**WORK ORDER**
Each entry, as given, must be output unchanged.

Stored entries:
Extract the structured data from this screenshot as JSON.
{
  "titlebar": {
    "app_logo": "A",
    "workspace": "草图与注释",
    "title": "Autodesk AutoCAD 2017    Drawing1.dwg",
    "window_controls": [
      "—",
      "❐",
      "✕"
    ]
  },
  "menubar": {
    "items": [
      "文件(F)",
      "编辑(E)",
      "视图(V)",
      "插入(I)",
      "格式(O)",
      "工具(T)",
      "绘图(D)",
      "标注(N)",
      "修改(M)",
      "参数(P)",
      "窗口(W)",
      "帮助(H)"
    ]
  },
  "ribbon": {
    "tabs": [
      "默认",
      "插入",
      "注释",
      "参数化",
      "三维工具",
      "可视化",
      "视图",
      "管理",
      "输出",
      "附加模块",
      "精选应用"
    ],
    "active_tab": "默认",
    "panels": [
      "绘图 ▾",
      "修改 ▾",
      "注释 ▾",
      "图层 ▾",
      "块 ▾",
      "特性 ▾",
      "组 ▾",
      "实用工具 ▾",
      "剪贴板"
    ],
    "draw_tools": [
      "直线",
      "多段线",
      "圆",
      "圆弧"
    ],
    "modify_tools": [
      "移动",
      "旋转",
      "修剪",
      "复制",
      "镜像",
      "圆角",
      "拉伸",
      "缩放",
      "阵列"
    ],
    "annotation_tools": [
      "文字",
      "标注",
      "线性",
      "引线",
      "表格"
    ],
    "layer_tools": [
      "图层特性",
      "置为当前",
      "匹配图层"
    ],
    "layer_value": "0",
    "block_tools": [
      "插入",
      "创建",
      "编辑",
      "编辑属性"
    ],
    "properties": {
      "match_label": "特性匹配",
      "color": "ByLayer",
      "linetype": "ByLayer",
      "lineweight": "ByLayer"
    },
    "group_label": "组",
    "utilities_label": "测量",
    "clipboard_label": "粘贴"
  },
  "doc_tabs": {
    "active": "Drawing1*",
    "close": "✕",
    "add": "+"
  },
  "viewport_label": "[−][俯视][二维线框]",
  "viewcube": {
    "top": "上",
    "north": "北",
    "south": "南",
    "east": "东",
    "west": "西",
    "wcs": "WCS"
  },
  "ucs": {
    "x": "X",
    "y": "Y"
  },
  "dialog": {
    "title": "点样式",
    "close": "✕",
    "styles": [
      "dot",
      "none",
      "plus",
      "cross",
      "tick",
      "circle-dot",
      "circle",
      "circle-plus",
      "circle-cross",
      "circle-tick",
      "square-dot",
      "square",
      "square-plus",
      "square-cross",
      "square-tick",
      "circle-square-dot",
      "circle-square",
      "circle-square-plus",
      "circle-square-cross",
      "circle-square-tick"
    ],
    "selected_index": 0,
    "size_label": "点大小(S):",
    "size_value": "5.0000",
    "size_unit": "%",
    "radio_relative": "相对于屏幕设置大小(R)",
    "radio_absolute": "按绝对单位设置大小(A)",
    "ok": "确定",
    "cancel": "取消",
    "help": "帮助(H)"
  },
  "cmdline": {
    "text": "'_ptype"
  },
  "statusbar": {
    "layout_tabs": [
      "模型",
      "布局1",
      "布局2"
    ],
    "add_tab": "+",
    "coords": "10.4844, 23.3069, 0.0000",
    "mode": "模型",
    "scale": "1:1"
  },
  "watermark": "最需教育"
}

**EXPECTED ANSWER**
Extract the structured data from this screenshot as JSON.
{
  "titlebar": {
    "app_logo": "A",
    "workspace": "草图与注释",
    "title": "Autodesk AutoCAD 2017    Drawing1.dwg",
    "window_controls": [
      "—",
      "❐",
      "✕"
    ]
  },
  "menubar": {
    "items": [
      "文件(F)",
      "编辑(E)",
      "视图(V)",
      "插入(I)",
      "格式(O)",
      "工具(T)",
      "绘图(D)",
      "标注(N)",
      "修改(M)",
      "参数(P)",
      "窗口(W)",
      "帮助(H)"
    ]
  },
  "ribbon": {
    "tabs": [
      "默认",
      "插入",
      "注释",
      "参数化",
      "三维工具",
      "可视化",
      "视图",
      "管理",
      "输出",
      "附加模块",
      "精选应用"
    ],
    "active_tab": "默认",
    "panels": [
      "绘图 ▾",
      "修改 ▾",
      "注释 ▾",
      "图层 ▾",
      "块 ▾",
      "特性 ▾",
      "组 ▾",
      "实用工具 ▾",
      "剪贴板"
    ],
    "draw_tools": [
      "直线",
      "多段线",
      "圆",
      "圆弧"
    ],
    "modify_tools": [
      "移动",
      "旋转",
      "修剪",
      "复制",
      "镜像",
      "圆角",
      "拉伸",
      "缩放",
      "阵列"
    ],
    "annotation_tools": [
      "文字",
      "标注",
      "线性",
      "引线",
      "表格"
    ],
    "layer_tools": [
      "图层特性",
      "置为当前",
      "匹配图层"
    ],
    "layer_value": "0",
    "block_tools": [
      "插入",
      "创建",
      "编辑",
      "编辑属性"
    ],
    "properties": {
      "match_label": "特性匹配",
      "color": "ByLayer",
      "linetype": "ByLayer",
      "lineweight": "ByLayer"
    },
    "group_label": "组",
    "utilities_label": "测量",
    "clipboard_label": "粘贴"
  },
  "doc_tabs": {
    "active": "Drawing1*",
    "close": "✕",
    "add": "+"
  },
  "viewport_label": "[−][俯视][二维线框]",
  "viewcube": {
    "top": "上",
    "north": "北",
    "south": "南",
    "east": "东",
    "west": "西",
    "wcs": "WCS"
  },
  "ucs": {
    "x": "X",
    "y": "Y"
  },
  "dialog": {
    "title": "点样式",
    "close": "✕",
    "styles": [
      "dot",
      "none",
      "plus",
      "cross",
      "tick",
      "circle-dot",
      "circle",
      "circle-plus",
      "circle-cross",
      "circle-tick",
      "square-dot",
      "square",
      "square-plus",
      "square-cross",
      "square-tick",
      "circle-square-dot",
      "circle-square",
      "circle-square-plus",
      "circle-square-cross",
      "circle-square-tick"
    ],
    "selected_index": 0,
    "size_label": "点大小(S):",
    "size_value": "5.0000",
    "size_unit": "%",
    "radio_relative": "相对于屏幕设置大小(R)",
    "radio_absolute": "按绝对单位设置大小(A)",
    "ok": "确定",
    "cancel": "取消",
    "help": "帮助(H)"
  },
  "cmdline": {
    "text": "'_ptype"
  },
  "statusbar": {
    "layout_tabs": [
      "模型",
      "布局1",
      "布局2"
    ],
    "add_tab": "+",
    "coords": "10.4844, 23.3069, 0.0000",
    "mode": "模型",
    "scale": "1:1"
  },
  "watermark": "最需教育"
}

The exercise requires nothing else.